"I weighed almost 151 when I was pregnant," came the reply. "Both pregnancies. It was disgusting. But we're way off track, here." Mrs. Kellogg sounded impatient. I just want an EKG to see whether my heart's all right. If I can't work out, I'll die. When can you schedule the EKG?
Dr. Kellogg's complaint of lightheadness appears to be the tip of the iceberg. From her history it is clear that she has restrictive eating patterns and likely uses excessive exercise as a way to control her weight. She may realize this at some level or she may actually think that she is practicing a "healthy lifestyle." Her comments regarding her weight gain during her pregnancies are alarming, since her weight gain was minimal. Her multiple daily workouts and eating practices at the expense of her family time are also "red flags." Her history suggests that these behaviors may be habitual at this point. These behaviors may be hard to change, particularly if the patient is not ready or willing to accept that her "healthy lifestyle" may actually be harming her and her family.
The Female Athlete Triad
Is she actually harming herself with these behaviors or is she just ultrahealthy? It is hard to say without more history, but based on the information we have, we can surmise that she has disordered eating at a minimum and possibly a full-blown eating disorder. Disordered eating (including true eating disorders) is one of the 3 components of the female athlete triad. The triad consists of 3 interrelated but distinct conditions: disordered eating, amenorrhea/oligomenorrhea, and osteopenia.1 A female with a chronically negative energy balance (more calories out than in) can suffer from disruption of the normal reproductive hormonal axis. Suppression of this axis can lead to oligomenorrhea or amenorrhea. Loss of regular menstrual cycles can lead to poor bone formation and increased bone loss. This can increase one's risk of developing stress fractures and osteoporosis.

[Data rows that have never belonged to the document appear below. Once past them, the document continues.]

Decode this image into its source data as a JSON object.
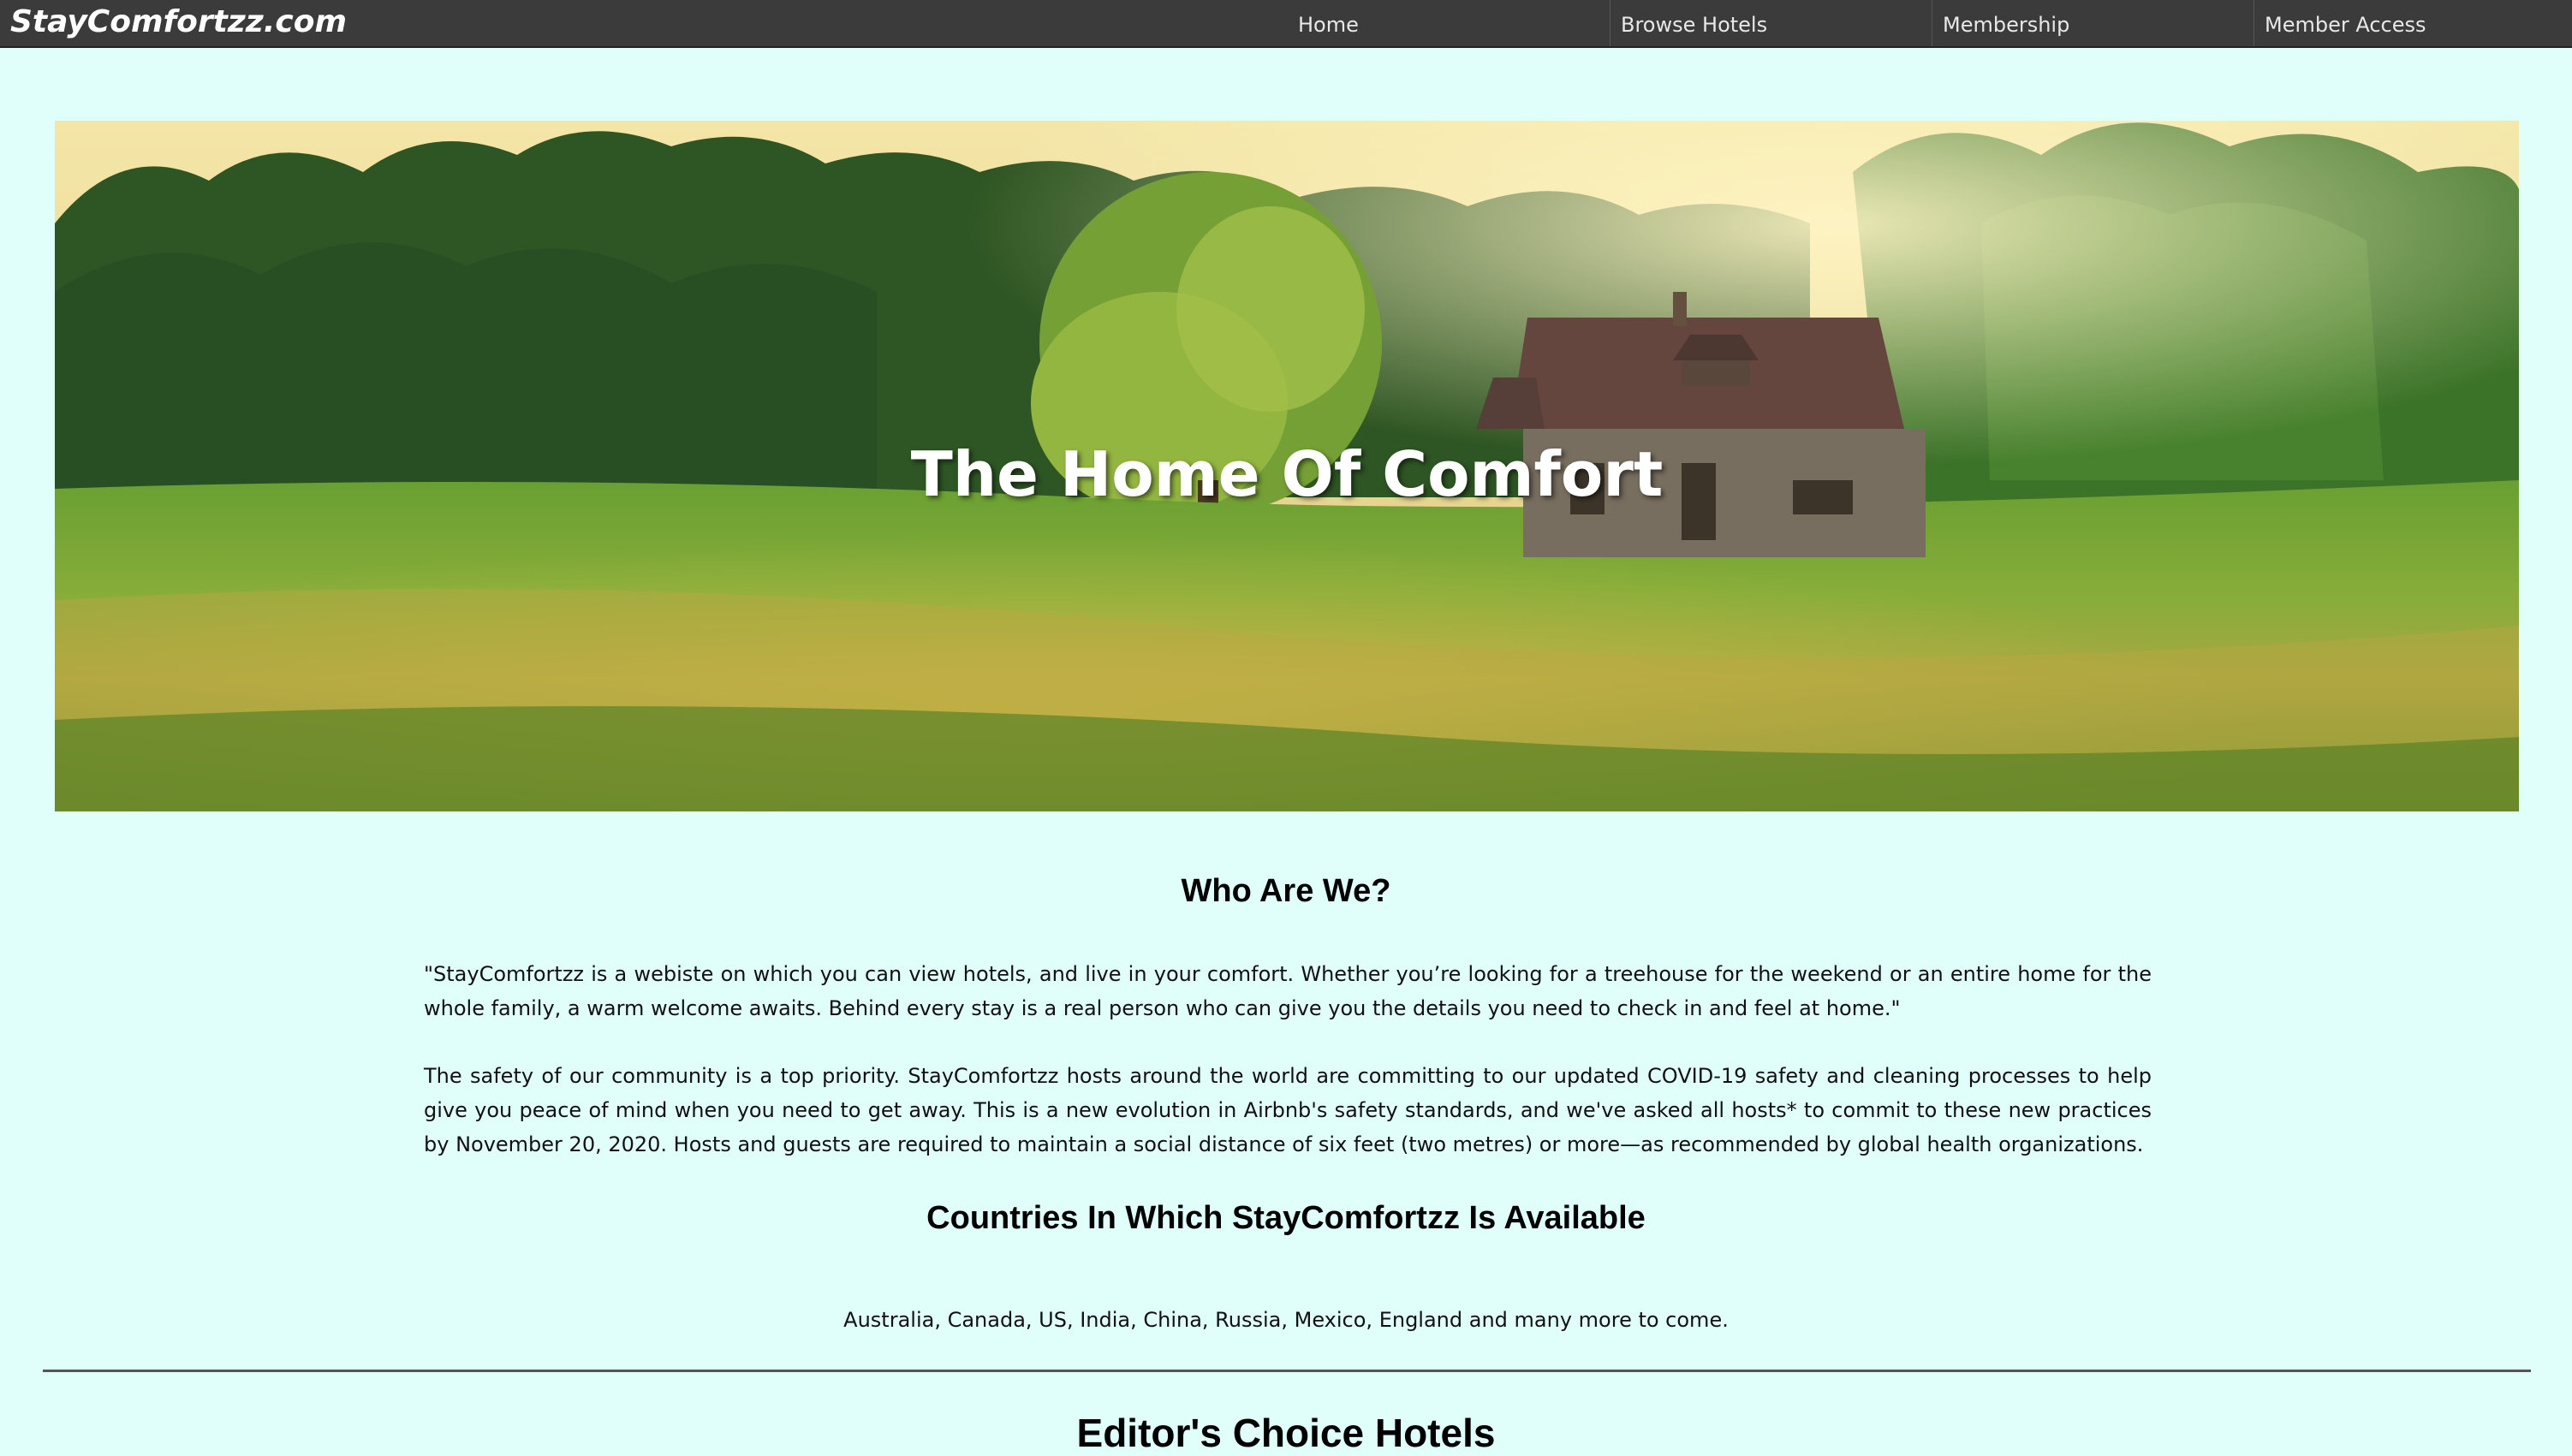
{
  "brand": "StayComfortzz.com",
  "nav": {
    "items": [
      {
        "label": "Home"
      },
      {
        "label": "Browse Hotels"
      },
      {
        "label": "Membership"
      },
      {
        "label": "Member Access"
      }
    ]
  },
  "hero": {
    "title": "The Home Of Comfort"
  },
  "about": {
    "heading": "Who Are We?",
    "paragraph1": "\"StayComfortzz is a webiste on which you can view hotels, and live in your comfort. Whether you’re looking for a treehouse for the weekend or an entire home for the whole family, a warm welcome awaits. Behind every stay is a real person who can give you the details you need to check in and feel at home.\"",
    "paragraph2": "The safety of our community is a top priority. StayComfortzz hosts around the world are committing to our updated COVID-19 safety and cleaning processes to help give you peace of mind when you need to get away. This is a new evolution in Airbnb's safety standards, and we've asked all hosts* to commit to these new practices by November 20, 2020. Hosts and guests are required to maintain a social distance of six feet (two metres) or more—as recommended by global health organizations."
  },
  "countries": {
    "heading": "Countries In Which StayComfortzz Is Available",
    "text": "Australia, Canada, US, India, China, Russia, Mexico, England and many more to come."
  },
  "editors": {
    "heading": "Editor's Choice Hotels"
  },
  "colors": {
    "page_background": "#e0fffb",
    "navbar_background": "#3b3b3b"
  }
}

Evaluating a patient for the triad requires a comprehensive history including her exercise history, diet history, menstrual history, injury history, psychiatric history, and family history in addition to a complete physical examination and appropriate laboratory testing.
Trying to do a comprehensive evaluation for the Triad in this patient at this visit is probably not practical and will likely be frustrating for the patient and overwhelming for Dr. Hazelton. For this visit, Dr. Hazleton should use Mrs. Kellogg's concern about her heart as a springboard into future discussions regarding her overall health and lifestyle.
- Start by focusing on standard questions for a cardiac evaluation (ie, chest pain, shortness of breath, syncope, family history of sudden death, recent viral illness, etc) Consider her request for an EKG, and be prepared to provide an explanation if an EKG is medically indicated.
- Orthostatic blood pressure and pulse measurements may reproduce her symptoms or provide objective data of inadequate hydration.
- Discussing fluid intake with an active patient is a good way to open the door to further discussions about nutrition.
- A brief menstrual history discussion can be initiated by asking the patient if she may be pregnant and explaining to her that many pregnant women get lightheaded with quick changes in position. If the patient reports infrequent or no menstrual cycles, this would open the door to further evaluation including lab work and follow-up appointments where these areas can be discussed in more detail.
- Request a future visit to spend more time on nutrition, exercise habits, etc.
For this evaluation to continue, the patient will have to "buy into" her physician's concerns and recommendations at some level. Some patients with disordered eating may be secretive and ashamed of their true eating behaviors. Others believe that they have the "perfect diet" and won't understand that their good intentions may not be healthy. A simple explanation of possible health risks may be all that is needed for some patients to understand the physician's concern. Other patients will resist intervention. Dr. Hazelton should persist in expressing her concern, just as she would with a patient who continues to smoke, and, one hopes, it may eventually have an impact.
- American College of Sports Medicine. Position stand. The female athlete triad. Med Sci Sports Exerc 1997;29(5):i-ix.